- [Exercise brief] Would you reproduce the entries exactly, including every line?

- [Data to examine]
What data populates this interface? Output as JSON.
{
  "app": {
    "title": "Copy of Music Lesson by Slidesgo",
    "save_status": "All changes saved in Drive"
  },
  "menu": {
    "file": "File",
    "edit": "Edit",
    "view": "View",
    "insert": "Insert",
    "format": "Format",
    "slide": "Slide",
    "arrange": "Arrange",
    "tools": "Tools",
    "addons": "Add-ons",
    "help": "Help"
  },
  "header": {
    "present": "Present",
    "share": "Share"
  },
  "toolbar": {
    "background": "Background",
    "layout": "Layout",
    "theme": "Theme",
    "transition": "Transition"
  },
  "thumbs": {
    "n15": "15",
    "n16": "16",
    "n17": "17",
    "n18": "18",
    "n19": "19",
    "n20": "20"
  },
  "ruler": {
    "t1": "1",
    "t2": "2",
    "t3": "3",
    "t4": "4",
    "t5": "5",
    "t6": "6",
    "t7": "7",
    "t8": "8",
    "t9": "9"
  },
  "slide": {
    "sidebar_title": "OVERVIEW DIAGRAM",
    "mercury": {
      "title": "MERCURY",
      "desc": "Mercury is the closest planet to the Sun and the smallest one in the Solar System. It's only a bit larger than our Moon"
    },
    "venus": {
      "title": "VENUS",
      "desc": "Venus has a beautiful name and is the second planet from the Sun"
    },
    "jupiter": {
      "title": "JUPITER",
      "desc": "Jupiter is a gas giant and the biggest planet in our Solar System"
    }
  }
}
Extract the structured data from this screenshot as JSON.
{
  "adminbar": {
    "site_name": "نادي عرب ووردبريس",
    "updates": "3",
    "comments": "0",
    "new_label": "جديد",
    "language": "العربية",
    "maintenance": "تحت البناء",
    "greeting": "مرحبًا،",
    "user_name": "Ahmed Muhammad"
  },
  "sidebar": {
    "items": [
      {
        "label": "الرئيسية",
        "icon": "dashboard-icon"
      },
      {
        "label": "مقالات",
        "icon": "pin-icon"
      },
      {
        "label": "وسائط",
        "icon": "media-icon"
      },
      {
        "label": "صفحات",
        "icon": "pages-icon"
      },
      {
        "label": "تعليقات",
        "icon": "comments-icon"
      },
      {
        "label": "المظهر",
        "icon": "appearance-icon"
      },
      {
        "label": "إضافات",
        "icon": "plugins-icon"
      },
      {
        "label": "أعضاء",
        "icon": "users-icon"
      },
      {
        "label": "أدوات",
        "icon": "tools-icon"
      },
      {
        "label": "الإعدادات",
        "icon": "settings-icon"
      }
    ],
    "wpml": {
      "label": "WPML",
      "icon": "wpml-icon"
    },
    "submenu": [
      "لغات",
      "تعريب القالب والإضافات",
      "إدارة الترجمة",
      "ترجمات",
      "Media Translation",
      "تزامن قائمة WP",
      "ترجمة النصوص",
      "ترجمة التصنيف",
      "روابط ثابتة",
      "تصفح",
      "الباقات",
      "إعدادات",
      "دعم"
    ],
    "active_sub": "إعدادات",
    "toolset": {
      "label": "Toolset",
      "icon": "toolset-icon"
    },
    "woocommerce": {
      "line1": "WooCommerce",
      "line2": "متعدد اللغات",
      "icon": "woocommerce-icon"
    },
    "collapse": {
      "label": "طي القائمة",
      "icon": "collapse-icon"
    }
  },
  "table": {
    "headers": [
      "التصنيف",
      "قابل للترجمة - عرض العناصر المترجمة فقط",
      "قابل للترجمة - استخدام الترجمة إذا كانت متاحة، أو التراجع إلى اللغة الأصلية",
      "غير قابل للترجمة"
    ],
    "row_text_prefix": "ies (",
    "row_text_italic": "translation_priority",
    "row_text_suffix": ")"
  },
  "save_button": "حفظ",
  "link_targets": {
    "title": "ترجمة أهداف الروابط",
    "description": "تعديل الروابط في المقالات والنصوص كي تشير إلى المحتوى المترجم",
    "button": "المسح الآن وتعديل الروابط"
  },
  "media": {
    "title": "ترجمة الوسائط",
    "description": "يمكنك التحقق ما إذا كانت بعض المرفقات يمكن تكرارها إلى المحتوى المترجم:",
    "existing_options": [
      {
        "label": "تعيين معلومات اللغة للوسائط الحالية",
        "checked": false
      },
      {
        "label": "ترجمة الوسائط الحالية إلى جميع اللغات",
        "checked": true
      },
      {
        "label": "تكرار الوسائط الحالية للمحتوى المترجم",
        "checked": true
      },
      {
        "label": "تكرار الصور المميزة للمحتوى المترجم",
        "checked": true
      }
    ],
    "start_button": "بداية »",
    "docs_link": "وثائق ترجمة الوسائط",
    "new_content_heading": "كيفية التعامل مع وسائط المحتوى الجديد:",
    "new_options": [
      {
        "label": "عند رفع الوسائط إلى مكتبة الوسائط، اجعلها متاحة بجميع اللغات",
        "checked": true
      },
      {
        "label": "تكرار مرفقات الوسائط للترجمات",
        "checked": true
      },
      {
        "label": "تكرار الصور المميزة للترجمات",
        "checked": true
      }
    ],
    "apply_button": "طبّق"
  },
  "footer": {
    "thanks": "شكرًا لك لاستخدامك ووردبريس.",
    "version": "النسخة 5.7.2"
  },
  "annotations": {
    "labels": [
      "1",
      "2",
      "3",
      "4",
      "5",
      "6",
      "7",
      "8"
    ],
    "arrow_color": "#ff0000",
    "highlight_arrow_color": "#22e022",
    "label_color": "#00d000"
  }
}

- [Exercise result]
What data populates this interface? Output as JSON.
{
  "app": {
    "title": "Copy of Music Lesson by Slidesgo",
    "save_status": "All changes saved in Drive"
  },
  "menu": {
    "file": "File",
    "edit": "Edit",
    "view": "View",
    "insert": "Insert",
    "format": "Format",
    "slide": "Slide",
    "arrange": "Arrange",
    "tools": "Tools",
    "addons": "Add-ons",
    "help": "Help"
  },
  "header": {
    "present": "Present",
    "share": "Share"
  },
  "toolbar": {
    "background": "Background",
    "layout": "Layout",
    "theme": "Theme",
    "transition": "Transition"
  },
  "thumbs": {
    "n15": "15",
    "n16": "16",
    "n17": "17",
    "n18": "18",
    "n19": "19",
    "n20": "20"
  },
  "ruler": {
    "t1": "1",
    "t2": "2",
    "t3": "3",
    "t4": "4",
    "t5": "5",
    "t6": "6",
    "t7": "7",
    "t8": "8",
    "t9": "9"
  },
  "slide": {
    "sidebar_title": "OVERVIEW DIAGRAM",
    "mercury": {
      "title": "MERCURY",
      "desc": "Mercury is the closest planet to the Sun and the smallest one in the Solar System. It's only a bit larger than our Moon"
    },
    "venus": {
      "title": "VENUS",
      "desc": "Venus has a beautiful name and is the second planet from the Sun"
    },
    "jupiter": {
      "title": "JUPITER",
      "desc": "Jupiter is a gas giant and the biggest planet in our Solar System"
    }
  }
}
Extract the structured data from this screenshot as JSON.
{
  "adminbar": {
    "site_name": "نادي عرب ووردبريس",
    "updates": "3",
    "comments": "0",
    "new_label": "جديد",
    "language": "العربية",
    "maintenance": "تحت البناء",
    "greeting": "مرحبًا،",
    "user_name": "Ahmed Muhammad"
  },
  "sidebar": {
    "items": [
      {
        "label": "الرئيسية",
        "icon": "dashboard-icon"
      },
      {
        "label": "مقالات",
        "icon": "pin-icon"
      },
      {
        "label": "وسائط",
        "icon": "media-icon"
      },
      {
        "label": "صفحات",
        "icon": "pages-icon"
      },
      {
        "label": "تعليقات",
        "icon": "comments-icon"
      },
      {
        "label": "المظهر",
        "icon": "appearance-icon"
      },
      {
        "label": "إضافات",
        "icon": "plugins-icon"
      },
      {
        "label": "أعضاء",
        "icon": "users-icon"
      },
      {
        "label": "أدوات",
        "icon": "tools-icon"
      },
      {
        "label": "الإعدادات",
        "icon": "settings-icon"
      }
    ],
    "wpml": {
      "label": "WPML",
      "icon": "wpml-icon"
    },
    "submenu": [
      "لغات",
      "تعريب القالب والإضافات",
      "إدارة الترجمة",
      "ترجمات",
      "Media Translation",
      "تزامن قائمة WP",
      "ترجمة النصوص",
      "ترجمة التصنيف",
      "روابط ثابتة",
      "تصفح",
      "الباقات",
      "إعدادات",
      "دعم"
    ],
    "active_sub": "إعدادات",
    "toolset": {
      "label": "Toolset",
      "icon": "toolset-icon"
    },
    "woocommerce": {
      "line1": "WooCommerce",
      "line2": "متعدد اللغات",
      "icon": "woocommerce-icon"
    },
    "collapse": {
      "label": "طي القائمة",
      "icon": "collapse-icon"
    }
  },
  "table": {
    "headers": [
      "التصنيف",
      "قابل للترجمة - عرض العناصر المترجمة فقط",
      "قابل للترجمة - استخدام الترجمة إذا كانت متاحة، أو التراجع إلى اللغة الأصلية",
      "غير قابل للترجمة"
    ],
    "row_text_prefix": "ies (",
    "row_text_italic": "translation_priority",
    "row_text_suffix": ")"
  },
  "save_button": "حفظ",
  "link_targets": {
    "title": "ترجمة أهداف الروابط",
    "description": "تعديل الروابط في المقالات والنصوص كي تشير إلى المحتوى المترجم",
    "button": "المسح الآن وتعديل الروابط"
  },
  "media": {
    "title": "ترجمة الوسائط",
    "description": "يمكنك التحقق ما إذا كانت بعض المرفقات يمكن تكرارها إلى المحتوى المترجم:",
    "existing_options": [
      {
        "label": "تعيين معلومات اللغة للوسائط الحالية",
        "checked": false
      },
      {
        "label": "ترجمة الوسائط الحالية إلى جميع اللغات",
        "checked": true
      },
      {
        "label": "تكرار الوسائط الحالية للمحتوى المترجم",
        "checked": true
      },
      {
        "label": "تكرار الصور المميزة للمحتوى المترجم",
        "checked": true
      }
    ],
    "start_button": "بداية »",
    "docs_link": "وثائق ترجمة الوسائط",
    "new_content_heading": "كيفية التعامل مع وسائط المحتوى الجديد:",
    "new_options": [
      {
        "label": "عند رفع الوسائط إلى مكتبة الوسائط، اجعلها متاحة بجميع اللغات",
        "checked": true
      },
      {
        "label": "تكرار مرفقات الوسائط للترجمات",
        "checked": true
      },
      {
        "label": "تكرار الصور المميزة للترجمات",
        "checked": true
      }
    ],
    "apply_button": "طبّق"
  },
  "footer": {
    "thanks": "شكرًا لك لاستخدامك ووردبريس.",
    "version": "النسخة 5.7.2"
  },
  "annotations": {
    "labels": [
      "1",
      "2",
      "3",
      "4",
      "5",
      "6",
      "7",
      "8"
    ],
    "arrow_color": "#ff0000",
    "highlight_arrow_color": "#22e022",
    "label_color": "#00d000"
  }
}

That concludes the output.